Your objective | Filter the lines below, keeping each one that holds "Biology".

Data to examine |
* * *
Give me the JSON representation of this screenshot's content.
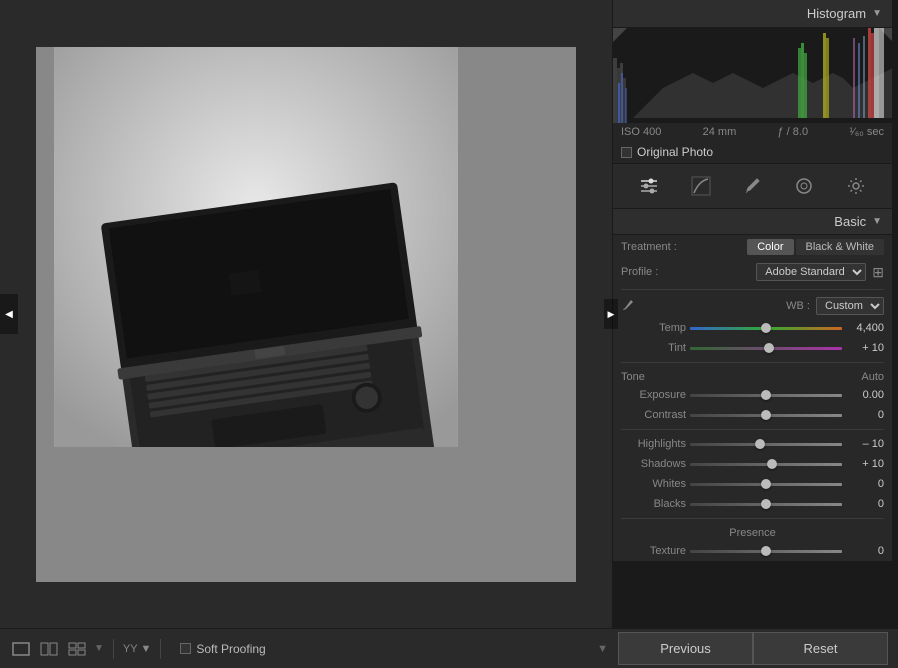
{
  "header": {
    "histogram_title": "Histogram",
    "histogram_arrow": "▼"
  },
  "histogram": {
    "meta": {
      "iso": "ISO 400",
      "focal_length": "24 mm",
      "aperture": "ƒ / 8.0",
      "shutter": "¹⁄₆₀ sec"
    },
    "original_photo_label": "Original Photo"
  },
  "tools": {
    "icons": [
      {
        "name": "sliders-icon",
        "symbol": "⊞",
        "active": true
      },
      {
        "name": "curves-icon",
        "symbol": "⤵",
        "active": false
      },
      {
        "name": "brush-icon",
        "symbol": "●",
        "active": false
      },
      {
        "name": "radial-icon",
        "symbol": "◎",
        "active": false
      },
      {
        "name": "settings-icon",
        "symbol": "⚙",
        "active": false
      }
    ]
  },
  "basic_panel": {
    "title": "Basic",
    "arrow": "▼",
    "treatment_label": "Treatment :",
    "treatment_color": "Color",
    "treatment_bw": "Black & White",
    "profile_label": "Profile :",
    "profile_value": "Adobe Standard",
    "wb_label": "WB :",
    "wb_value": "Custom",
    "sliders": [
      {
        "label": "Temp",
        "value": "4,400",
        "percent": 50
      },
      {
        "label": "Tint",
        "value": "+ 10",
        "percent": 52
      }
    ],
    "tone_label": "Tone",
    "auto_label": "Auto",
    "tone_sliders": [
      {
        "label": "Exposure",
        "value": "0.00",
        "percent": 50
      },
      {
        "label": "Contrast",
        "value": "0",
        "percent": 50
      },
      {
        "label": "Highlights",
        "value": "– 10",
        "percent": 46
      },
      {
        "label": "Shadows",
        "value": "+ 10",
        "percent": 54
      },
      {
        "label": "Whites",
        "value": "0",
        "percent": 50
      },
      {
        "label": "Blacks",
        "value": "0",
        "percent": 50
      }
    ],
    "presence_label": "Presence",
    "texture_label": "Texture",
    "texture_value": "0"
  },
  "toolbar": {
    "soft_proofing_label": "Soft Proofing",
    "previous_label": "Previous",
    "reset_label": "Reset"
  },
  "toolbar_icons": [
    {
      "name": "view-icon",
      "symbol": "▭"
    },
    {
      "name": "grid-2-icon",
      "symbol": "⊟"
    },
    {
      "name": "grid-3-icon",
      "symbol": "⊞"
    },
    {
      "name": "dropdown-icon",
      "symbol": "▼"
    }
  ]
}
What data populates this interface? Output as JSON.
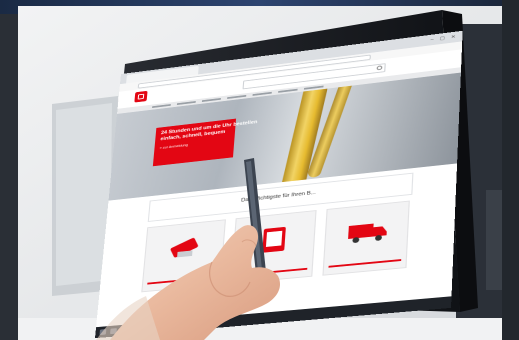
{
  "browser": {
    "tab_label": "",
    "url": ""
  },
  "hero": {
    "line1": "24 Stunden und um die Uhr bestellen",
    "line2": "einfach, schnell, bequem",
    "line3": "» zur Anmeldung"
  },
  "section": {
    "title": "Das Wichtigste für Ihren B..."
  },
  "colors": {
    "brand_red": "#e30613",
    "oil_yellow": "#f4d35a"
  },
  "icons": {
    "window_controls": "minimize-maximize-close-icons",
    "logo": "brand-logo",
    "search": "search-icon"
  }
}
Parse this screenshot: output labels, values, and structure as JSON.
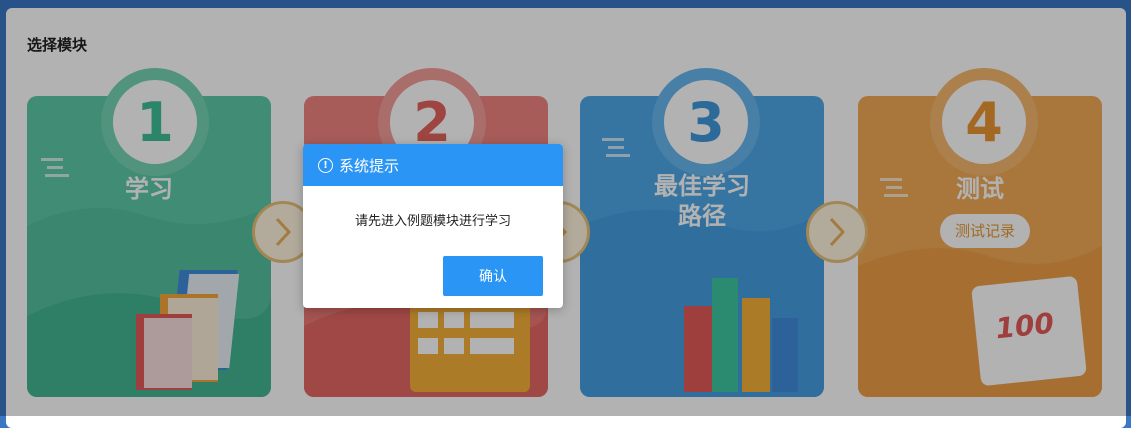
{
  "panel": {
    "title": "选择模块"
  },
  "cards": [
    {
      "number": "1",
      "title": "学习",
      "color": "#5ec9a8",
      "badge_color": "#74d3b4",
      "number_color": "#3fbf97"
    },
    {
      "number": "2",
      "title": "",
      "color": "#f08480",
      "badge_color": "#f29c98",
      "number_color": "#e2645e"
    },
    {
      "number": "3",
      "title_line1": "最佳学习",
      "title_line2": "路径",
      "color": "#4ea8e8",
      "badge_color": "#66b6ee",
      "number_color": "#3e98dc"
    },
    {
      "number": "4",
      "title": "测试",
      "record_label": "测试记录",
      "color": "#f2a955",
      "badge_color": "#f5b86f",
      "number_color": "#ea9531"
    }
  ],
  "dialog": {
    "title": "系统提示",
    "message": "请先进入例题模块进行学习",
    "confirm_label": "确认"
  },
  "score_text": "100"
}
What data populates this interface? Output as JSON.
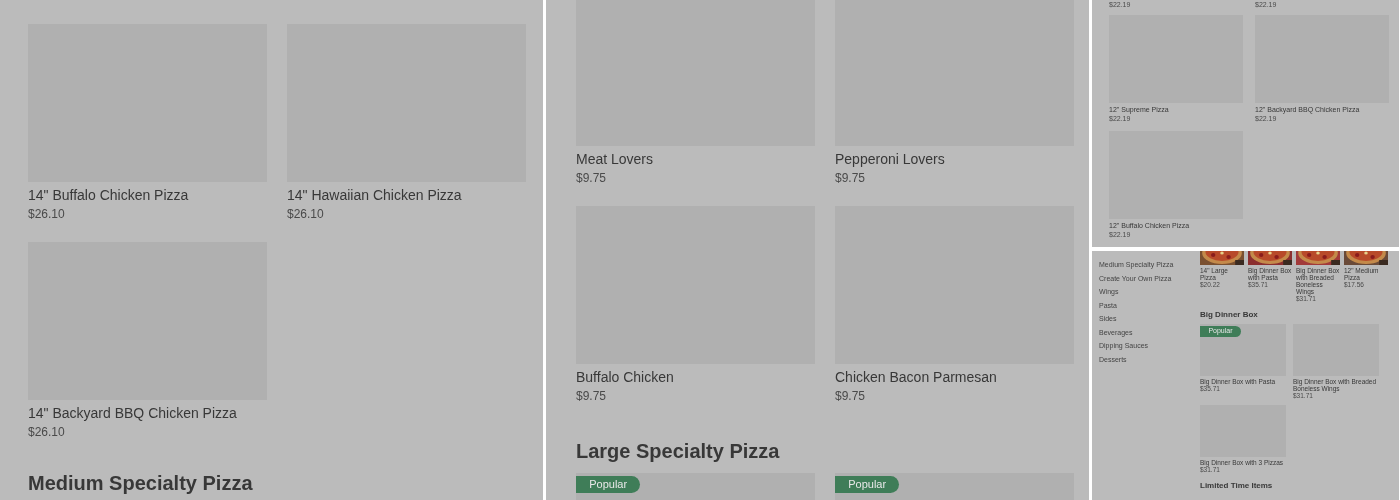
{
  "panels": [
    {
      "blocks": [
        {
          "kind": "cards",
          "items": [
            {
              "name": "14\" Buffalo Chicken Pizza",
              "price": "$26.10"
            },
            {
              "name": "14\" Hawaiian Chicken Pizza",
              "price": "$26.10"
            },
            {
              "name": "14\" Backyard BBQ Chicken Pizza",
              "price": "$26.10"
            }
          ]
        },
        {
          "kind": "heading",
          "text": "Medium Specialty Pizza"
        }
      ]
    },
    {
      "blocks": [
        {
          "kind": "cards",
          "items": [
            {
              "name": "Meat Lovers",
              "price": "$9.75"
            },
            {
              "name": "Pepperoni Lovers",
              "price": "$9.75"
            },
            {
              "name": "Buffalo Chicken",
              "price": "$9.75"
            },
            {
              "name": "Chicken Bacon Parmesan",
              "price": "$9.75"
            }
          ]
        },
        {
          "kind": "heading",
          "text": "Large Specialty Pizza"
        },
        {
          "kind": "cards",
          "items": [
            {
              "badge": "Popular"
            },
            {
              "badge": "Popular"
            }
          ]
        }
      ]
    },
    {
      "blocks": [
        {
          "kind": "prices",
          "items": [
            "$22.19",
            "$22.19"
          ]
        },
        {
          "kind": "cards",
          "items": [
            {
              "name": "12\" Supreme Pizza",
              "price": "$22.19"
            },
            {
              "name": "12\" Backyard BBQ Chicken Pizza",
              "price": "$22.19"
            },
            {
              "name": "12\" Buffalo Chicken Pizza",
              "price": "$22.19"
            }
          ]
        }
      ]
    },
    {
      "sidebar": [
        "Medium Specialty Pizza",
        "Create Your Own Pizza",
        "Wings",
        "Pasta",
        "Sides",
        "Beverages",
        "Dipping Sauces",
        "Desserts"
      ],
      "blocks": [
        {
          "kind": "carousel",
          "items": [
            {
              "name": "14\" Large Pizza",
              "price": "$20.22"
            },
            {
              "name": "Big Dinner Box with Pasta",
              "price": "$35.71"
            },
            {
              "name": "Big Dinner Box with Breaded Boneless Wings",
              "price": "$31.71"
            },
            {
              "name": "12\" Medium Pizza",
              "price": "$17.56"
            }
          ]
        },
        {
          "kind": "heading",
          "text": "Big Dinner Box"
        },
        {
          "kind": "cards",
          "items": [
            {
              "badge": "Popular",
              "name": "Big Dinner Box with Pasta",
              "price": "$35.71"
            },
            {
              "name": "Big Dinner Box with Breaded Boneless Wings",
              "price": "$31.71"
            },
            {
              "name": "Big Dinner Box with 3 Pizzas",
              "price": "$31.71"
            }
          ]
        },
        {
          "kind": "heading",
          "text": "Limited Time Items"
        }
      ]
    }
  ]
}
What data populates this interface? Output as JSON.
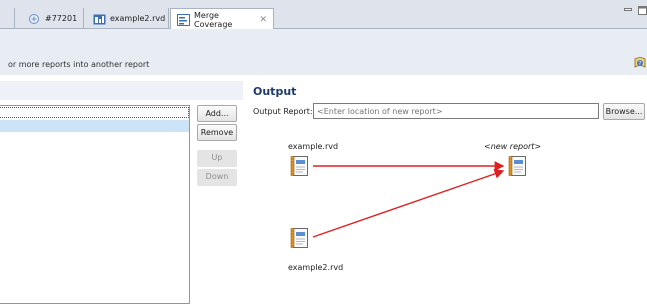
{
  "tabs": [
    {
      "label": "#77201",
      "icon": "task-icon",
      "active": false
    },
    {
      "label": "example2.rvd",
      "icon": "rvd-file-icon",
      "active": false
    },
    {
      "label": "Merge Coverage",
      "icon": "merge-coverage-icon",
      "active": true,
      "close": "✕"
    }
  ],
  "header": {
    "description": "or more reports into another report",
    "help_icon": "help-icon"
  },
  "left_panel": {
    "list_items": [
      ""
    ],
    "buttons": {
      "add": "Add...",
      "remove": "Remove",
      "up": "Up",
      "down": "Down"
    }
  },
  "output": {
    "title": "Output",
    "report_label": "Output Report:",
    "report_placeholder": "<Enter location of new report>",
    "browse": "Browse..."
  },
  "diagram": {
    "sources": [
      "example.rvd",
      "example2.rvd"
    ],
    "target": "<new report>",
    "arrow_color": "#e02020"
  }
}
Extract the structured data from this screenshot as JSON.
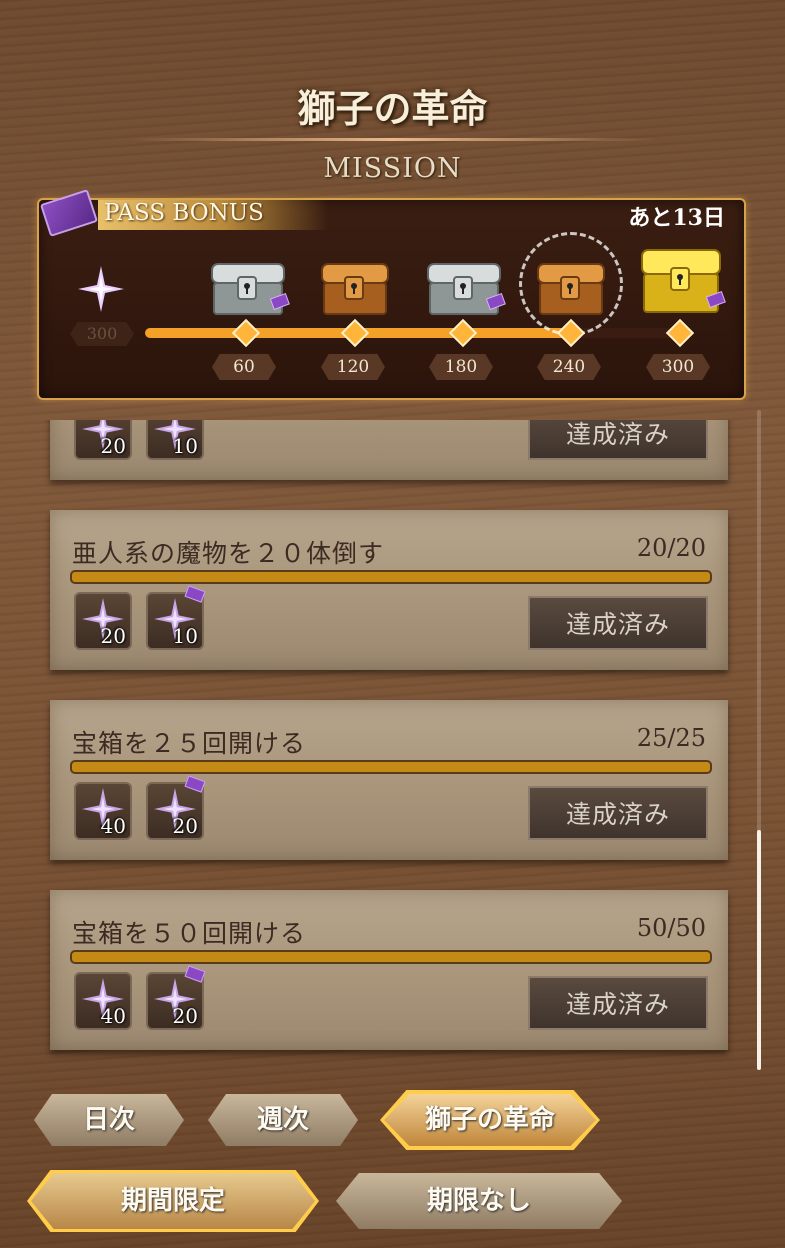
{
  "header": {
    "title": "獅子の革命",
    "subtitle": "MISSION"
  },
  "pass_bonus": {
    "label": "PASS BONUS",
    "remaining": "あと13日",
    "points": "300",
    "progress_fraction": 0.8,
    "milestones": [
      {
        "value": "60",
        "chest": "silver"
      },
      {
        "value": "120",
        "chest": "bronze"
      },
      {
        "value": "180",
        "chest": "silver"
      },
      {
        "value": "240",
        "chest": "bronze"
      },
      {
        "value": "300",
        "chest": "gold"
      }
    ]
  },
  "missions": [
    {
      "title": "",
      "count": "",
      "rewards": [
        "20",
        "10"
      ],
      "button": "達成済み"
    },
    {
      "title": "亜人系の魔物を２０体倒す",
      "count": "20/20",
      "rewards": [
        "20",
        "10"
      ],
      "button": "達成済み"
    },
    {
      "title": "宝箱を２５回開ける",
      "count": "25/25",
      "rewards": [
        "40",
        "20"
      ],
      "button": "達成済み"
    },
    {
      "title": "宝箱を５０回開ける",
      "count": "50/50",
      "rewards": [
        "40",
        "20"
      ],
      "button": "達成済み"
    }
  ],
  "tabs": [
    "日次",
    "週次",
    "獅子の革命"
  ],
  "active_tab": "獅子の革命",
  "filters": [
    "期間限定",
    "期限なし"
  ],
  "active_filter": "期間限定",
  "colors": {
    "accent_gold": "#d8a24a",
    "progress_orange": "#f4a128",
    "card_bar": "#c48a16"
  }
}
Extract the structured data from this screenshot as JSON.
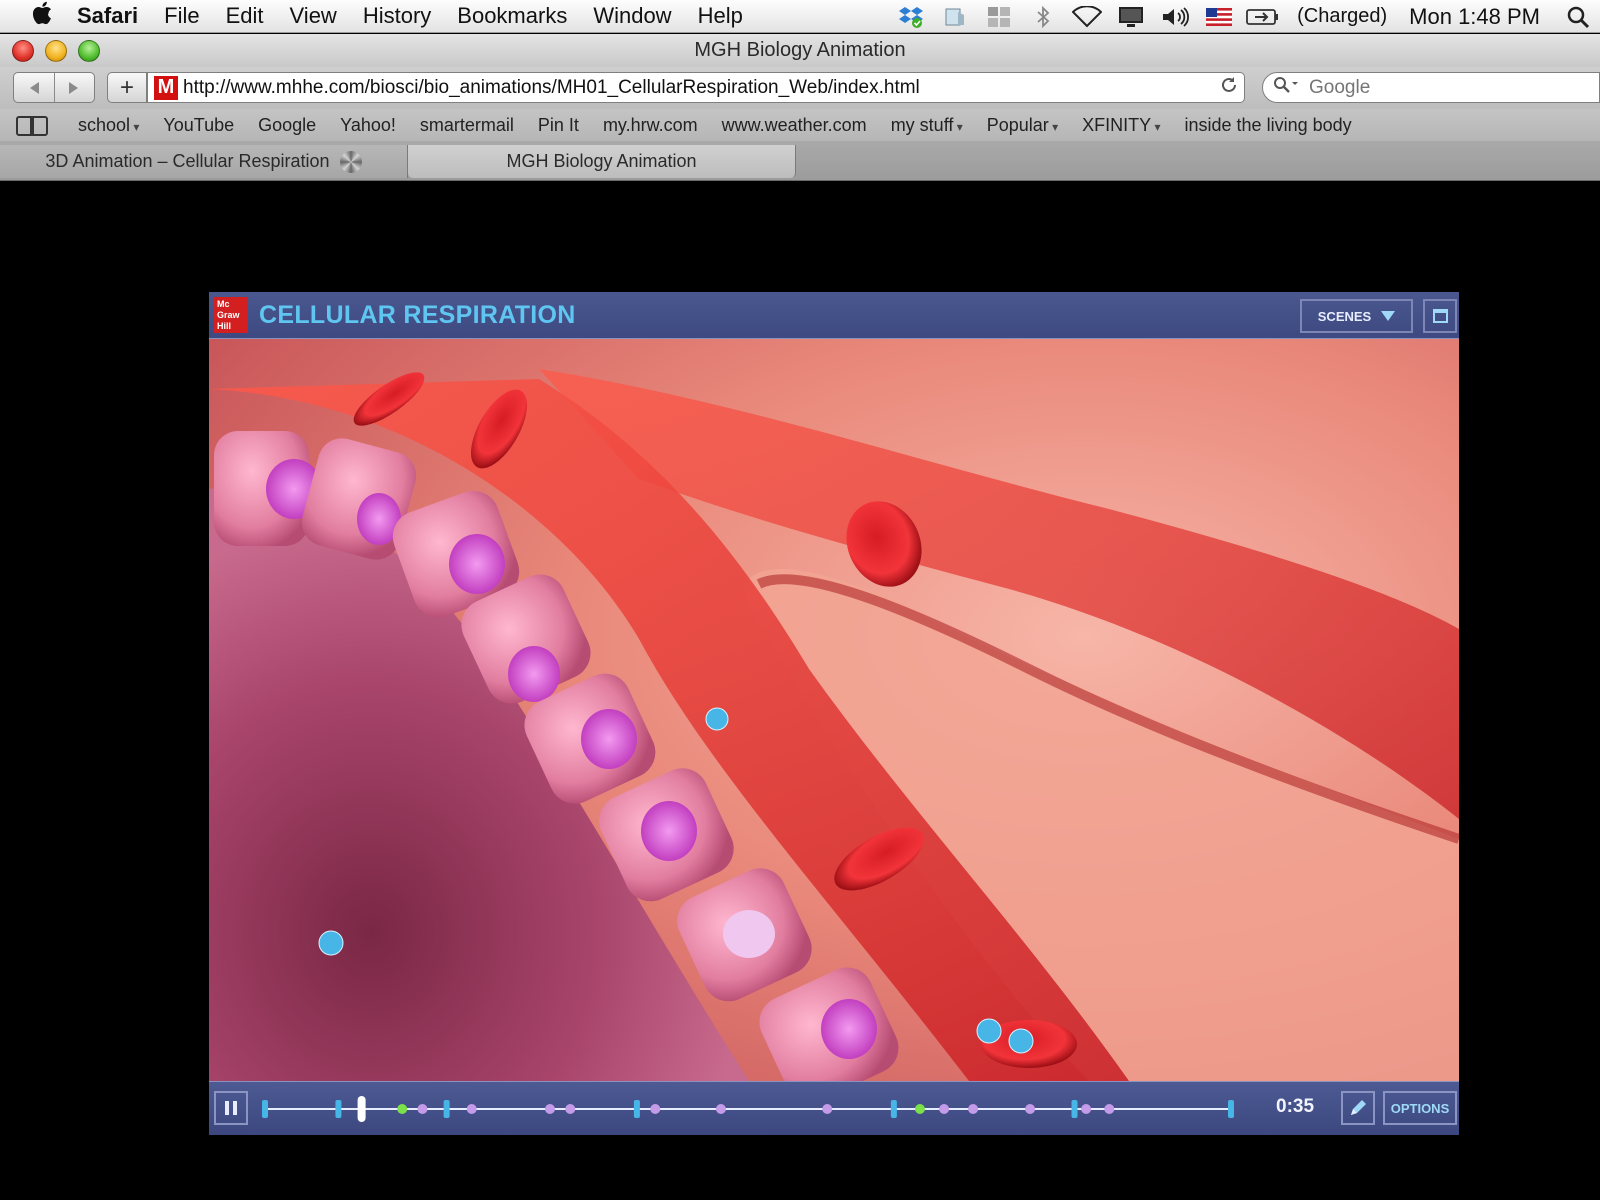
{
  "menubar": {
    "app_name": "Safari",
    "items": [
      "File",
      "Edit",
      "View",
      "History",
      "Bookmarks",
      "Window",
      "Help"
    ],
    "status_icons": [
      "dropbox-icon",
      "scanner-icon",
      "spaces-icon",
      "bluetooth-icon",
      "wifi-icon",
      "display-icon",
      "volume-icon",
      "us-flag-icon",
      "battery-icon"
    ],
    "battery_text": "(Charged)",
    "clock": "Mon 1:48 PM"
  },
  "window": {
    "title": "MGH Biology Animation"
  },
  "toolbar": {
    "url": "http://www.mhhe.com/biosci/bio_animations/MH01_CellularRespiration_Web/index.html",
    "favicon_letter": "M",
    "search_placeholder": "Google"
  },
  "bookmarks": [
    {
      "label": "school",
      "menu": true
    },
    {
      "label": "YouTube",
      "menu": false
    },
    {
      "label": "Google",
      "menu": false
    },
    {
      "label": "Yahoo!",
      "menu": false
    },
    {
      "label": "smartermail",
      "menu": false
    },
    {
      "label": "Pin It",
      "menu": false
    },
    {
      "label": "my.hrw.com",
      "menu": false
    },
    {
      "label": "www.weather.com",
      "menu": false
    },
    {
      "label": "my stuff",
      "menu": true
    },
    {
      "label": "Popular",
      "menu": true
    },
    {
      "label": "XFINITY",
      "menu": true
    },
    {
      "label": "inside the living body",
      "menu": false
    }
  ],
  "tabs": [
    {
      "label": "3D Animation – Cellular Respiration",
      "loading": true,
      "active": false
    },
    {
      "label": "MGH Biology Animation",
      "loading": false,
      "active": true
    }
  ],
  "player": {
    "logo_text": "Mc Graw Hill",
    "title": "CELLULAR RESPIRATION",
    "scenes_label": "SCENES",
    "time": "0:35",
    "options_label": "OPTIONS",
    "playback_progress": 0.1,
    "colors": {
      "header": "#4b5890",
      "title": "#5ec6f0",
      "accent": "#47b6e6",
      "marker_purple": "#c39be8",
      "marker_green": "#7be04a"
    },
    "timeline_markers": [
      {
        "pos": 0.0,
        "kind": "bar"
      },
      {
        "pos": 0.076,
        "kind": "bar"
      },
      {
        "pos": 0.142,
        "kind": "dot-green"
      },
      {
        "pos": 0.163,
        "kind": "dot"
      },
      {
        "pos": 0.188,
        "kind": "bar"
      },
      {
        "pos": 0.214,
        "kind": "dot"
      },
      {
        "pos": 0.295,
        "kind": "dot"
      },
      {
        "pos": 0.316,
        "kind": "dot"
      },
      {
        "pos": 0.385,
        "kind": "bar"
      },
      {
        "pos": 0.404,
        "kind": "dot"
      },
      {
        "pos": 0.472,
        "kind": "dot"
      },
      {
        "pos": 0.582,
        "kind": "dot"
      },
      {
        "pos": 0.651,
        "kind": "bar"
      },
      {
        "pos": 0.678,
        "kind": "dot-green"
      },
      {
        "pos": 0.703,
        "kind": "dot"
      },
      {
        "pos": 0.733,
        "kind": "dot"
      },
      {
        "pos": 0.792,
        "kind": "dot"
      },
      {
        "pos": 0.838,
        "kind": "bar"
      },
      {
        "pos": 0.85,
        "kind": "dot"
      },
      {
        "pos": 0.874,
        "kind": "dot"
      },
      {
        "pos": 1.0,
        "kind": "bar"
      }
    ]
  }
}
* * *
Written response |
    "title": "MGH Biology Animation"
      "label": "MGH Biology Animation",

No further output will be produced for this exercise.